We present you the 13th issue of 4liberty.eu Review, which investigates both the existing, well-established spheres of spreading disinformation and these recently developing in CEE.
False information harms its recipients, and if the damage is done to a large number of citizens or households, this causes problems for governments too. An example would be a foreign country using disinformation to influence the outcome of elections in another country.
The EU as a community of nation states was weakened after the immigration crisis in 2015 and after the crisis in the Eurozone in 2010, where Portugal, Spain, Italy, and Greece recorded the greatest recessions. According to the Pew Research Centre surveys conducted among member states, a temporary drop in trust in the EU may be observed.
The coronavirus (COVID-19) pandemic is a global health crisis that inevitably spills into other areas of people’s lives. In responding to the exigencies of the coronavirus pandemic, governments around the world have made vast and unprecedented decisions to combat the spread of the virus and protect lives.
The administrations of the “home” nations of these minorities, naturally, seek to protect them from real or perceived threats and secure the legal protection of their rights. These efforts are often interpreted by host nations as foreign interference in their affairs.
Disinformation has also become a tool for so-called “patriotic politicians” building their campaigns and proclamations on fear and hate, as well as using foreign hostile propaganda.
The rise of disinformation media has been noted world-wide, with traditional media losing readers/viewers and thus getting into financial problems.
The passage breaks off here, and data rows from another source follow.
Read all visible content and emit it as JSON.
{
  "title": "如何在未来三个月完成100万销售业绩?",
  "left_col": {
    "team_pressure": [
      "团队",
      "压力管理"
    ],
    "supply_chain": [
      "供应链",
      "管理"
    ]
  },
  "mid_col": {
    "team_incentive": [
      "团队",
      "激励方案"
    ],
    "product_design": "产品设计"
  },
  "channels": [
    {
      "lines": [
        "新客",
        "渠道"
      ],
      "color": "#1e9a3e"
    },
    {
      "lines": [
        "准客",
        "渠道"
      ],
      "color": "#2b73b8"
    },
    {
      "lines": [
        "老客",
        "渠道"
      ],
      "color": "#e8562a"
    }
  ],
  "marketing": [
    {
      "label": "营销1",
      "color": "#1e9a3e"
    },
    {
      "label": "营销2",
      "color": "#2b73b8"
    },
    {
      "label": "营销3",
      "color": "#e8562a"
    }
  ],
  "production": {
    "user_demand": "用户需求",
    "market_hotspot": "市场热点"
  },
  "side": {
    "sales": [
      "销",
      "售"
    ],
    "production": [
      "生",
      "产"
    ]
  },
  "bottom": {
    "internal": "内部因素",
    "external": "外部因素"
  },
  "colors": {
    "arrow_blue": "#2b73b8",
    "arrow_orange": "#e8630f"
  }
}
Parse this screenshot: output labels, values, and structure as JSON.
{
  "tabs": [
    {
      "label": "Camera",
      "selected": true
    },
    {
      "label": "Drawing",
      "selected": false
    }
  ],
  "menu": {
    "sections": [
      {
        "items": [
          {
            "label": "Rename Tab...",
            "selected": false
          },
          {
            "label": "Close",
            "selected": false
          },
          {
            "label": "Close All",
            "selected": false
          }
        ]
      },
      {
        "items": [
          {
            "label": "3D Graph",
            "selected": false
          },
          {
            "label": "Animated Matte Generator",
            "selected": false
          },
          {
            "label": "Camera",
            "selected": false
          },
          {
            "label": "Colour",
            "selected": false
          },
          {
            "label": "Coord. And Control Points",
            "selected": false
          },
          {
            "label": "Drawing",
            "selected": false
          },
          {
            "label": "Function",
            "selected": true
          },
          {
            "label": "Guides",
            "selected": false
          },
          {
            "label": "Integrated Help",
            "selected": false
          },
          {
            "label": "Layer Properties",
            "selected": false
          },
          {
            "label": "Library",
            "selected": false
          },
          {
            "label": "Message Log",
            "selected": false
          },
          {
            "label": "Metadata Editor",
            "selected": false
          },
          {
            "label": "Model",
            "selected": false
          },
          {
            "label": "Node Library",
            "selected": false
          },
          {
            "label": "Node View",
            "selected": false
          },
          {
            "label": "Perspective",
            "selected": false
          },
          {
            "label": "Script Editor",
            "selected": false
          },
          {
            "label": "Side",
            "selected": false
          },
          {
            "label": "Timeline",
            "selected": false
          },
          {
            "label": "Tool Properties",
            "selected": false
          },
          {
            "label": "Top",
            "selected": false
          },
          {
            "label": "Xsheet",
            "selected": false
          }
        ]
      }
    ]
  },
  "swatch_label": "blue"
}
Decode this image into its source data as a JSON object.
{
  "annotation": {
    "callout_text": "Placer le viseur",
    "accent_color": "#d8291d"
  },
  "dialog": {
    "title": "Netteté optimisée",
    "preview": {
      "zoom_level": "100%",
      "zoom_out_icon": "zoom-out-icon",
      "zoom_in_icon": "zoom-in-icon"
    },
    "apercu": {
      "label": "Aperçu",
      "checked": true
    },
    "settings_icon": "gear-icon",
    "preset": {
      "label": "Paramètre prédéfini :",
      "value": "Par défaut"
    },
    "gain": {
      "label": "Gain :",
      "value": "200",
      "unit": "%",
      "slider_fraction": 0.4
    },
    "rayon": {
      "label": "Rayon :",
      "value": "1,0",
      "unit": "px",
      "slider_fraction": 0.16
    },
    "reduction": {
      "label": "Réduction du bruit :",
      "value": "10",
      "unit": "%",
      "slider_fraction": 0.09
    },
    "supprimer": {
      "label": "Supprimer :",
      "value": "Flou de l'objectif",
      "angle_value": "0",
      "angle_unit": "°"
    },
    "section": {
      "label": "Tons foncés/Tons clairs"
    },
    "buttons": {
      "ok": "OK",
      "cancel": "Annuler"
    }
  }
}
In the Czech context, this has been compounded by the transfers of media from foreign into Czech billionaires hands.
The political agenda of the government would thence dictate their political news broadcasting: some facts would be omitted, others manipulated or distorted, blown out of proportion, or even simply created out of nothing.
Already in 2015 it was obvious for PiS that everything must be done to win the 2018, 2019, and 2020 elections. The first, namely the regional and the European elections, were only a prelude before the grand finale between a new parliament and a president would be chosen.